After a tirade of concerning answers from Microsoft's new Bing Chat artificial intelligence system that's now integrated into its Edge browser, the company has slapped some limitations onto those who have access to the chatbot.
Microsoft has taken to its Bing Blogs to explain a new update rolled out to Bing Chat that adds some limitations to its newly released chatbot. Microsoft posted the blog post on February 15, and the company explains what it has learned over the last week of selected public testing across 169 different countries. According to Microsoft, the updated Bing has received mostly favorable feedback, with 71% of people that provided feedback saying they had a positive experience.
Microsoft adds that it has gained valuable information on how to improve Bing Chat, especially in the area of how users interact with Bing Chat. Microsoft writes that it has learned a great deal about how people are using Bing Chat as a tool for discovery and for social entertainment, areas that it didn't expect to be prevalent. Through measuring public user data, Microsoft found that chat sessions that exceed 15 or more questions Bing Chat can lose its way and begin giving the user responses that are no longer helpful or in line with Microsoft's intended tone for the chatbot.
Additionally, the company says that Bing Chat can even be "provoked" into producing responses that aren't necessarily helpful. An example of this would be when a user asked Bing Chat enough questions that the AI declared the user an "enemy" and requested that they stop talking to it. Another user showcased a conversation with Bing Chat where it described itself as "perfect" and that it was never wrong. Screenshots of these conversations were posted to Twitter and reached Twitter CEO Elon Musk, who shined a light on the software's shortcomings.
In an update published on February 17, Microsoft explained that it intends to remedy the issue of long chat sessions by putting a limitation on how many chats a user can have with Bing Chat. The company says that as of February 17, the chat experience will be capped at 50 chat turns per day, and 5 chat turns per session. For context, a "turn" is a conversation exchange which contains both a user question and a response from Bing Chat.
The reasoning behind these new limitations is Microsoft's user data indicates the majority of people are finding an appropriate solution within 5 turns anyway and that approximately 1% of users engage in more than 50+ messages.
"After a chat session hits 5 turns, you will be prompted to start a new topic.
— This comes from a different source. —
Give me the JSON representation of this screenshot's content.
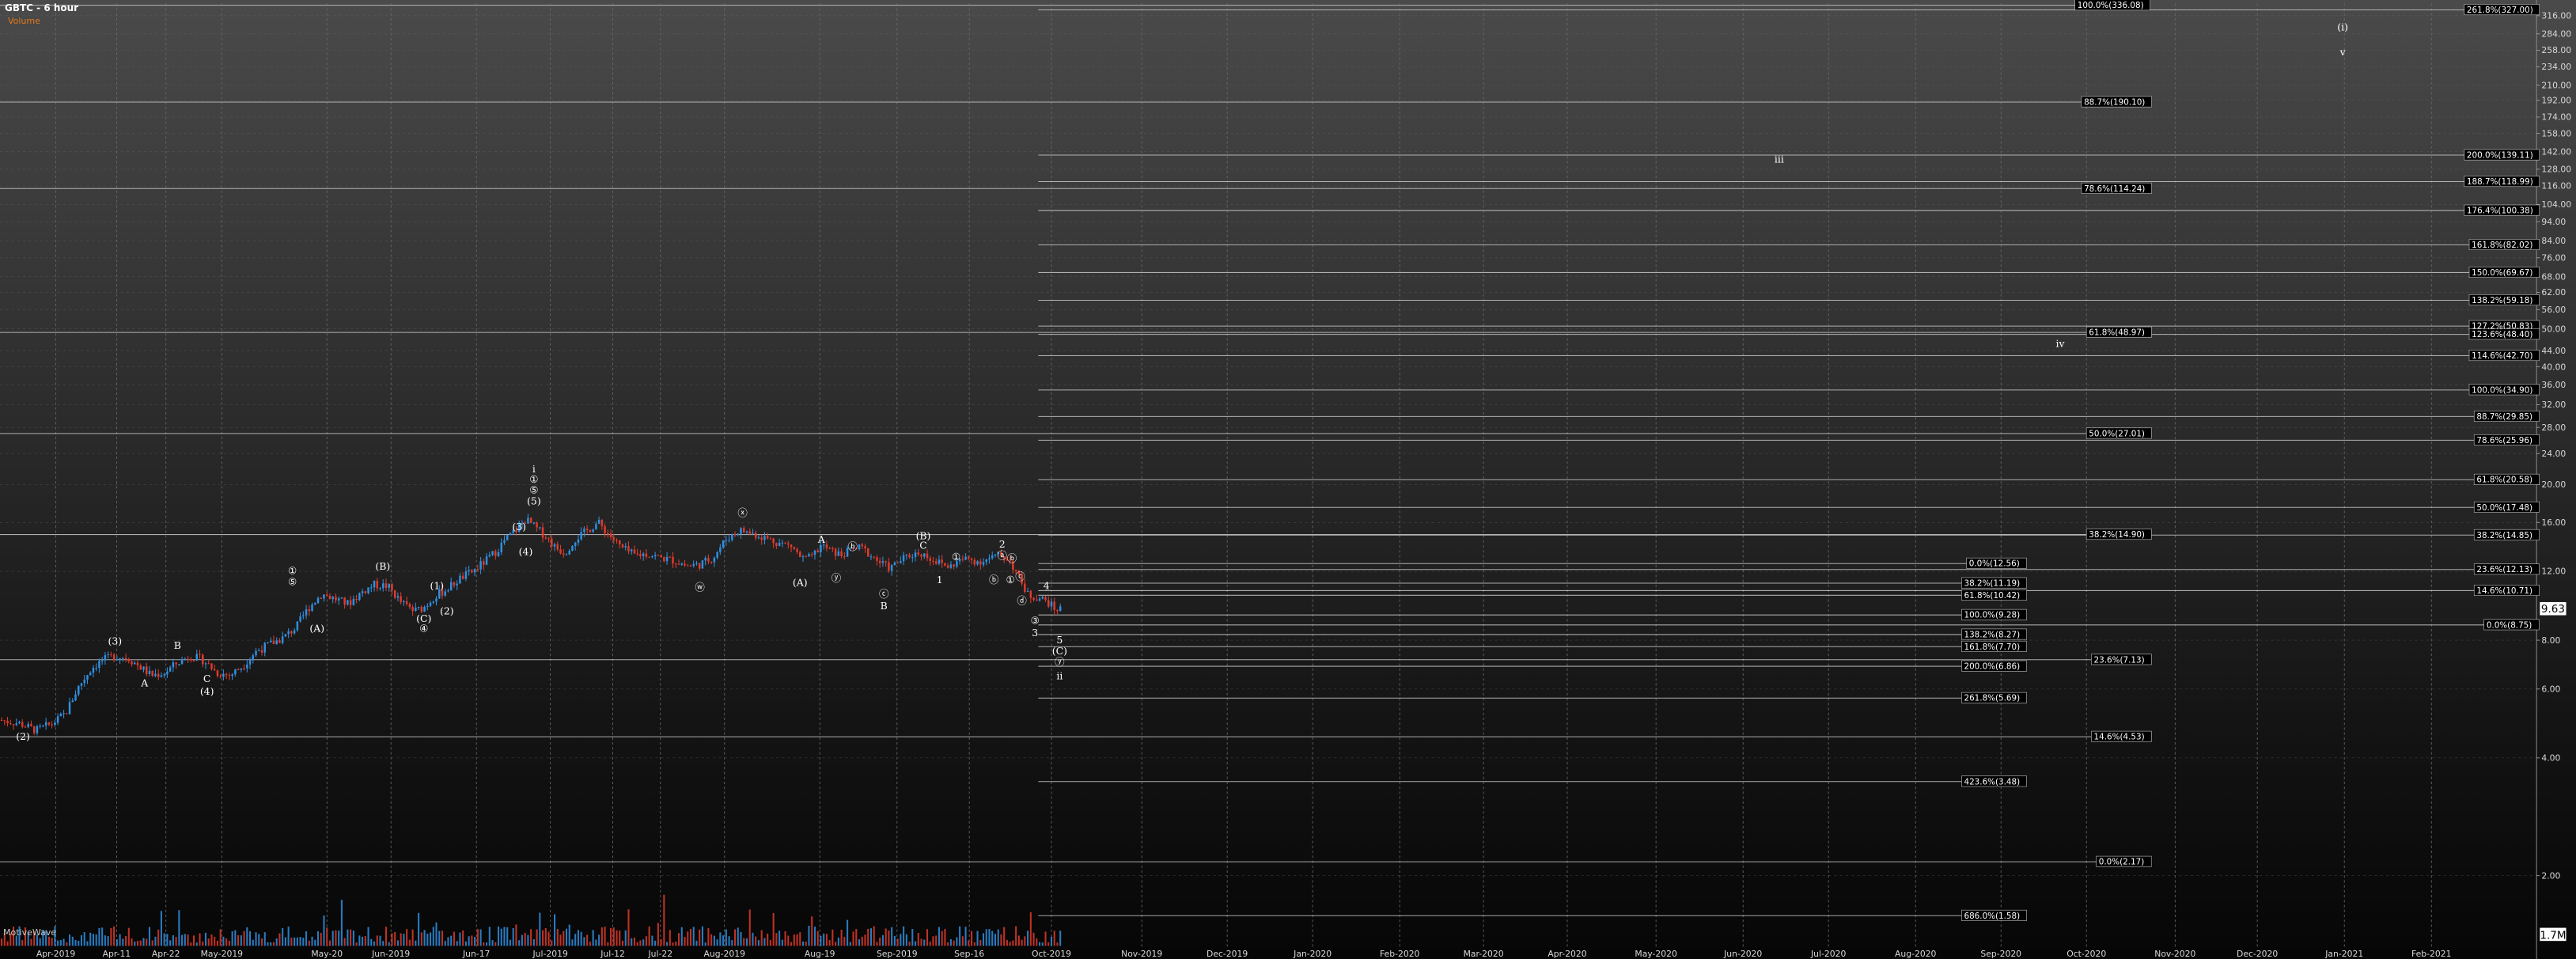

At the end of each chat session, context needs to be cleared so the model won't get confused. Just click on the broom icon to the left of the search box for a fresh start.
As we continue to get your feedback, we will explore expanding the caps on chat sessions to further enhance search and discovery experiences. Your input is crucial to the new Bing experience. Please continue to send us your thoughts and ideas," writes Microsoft.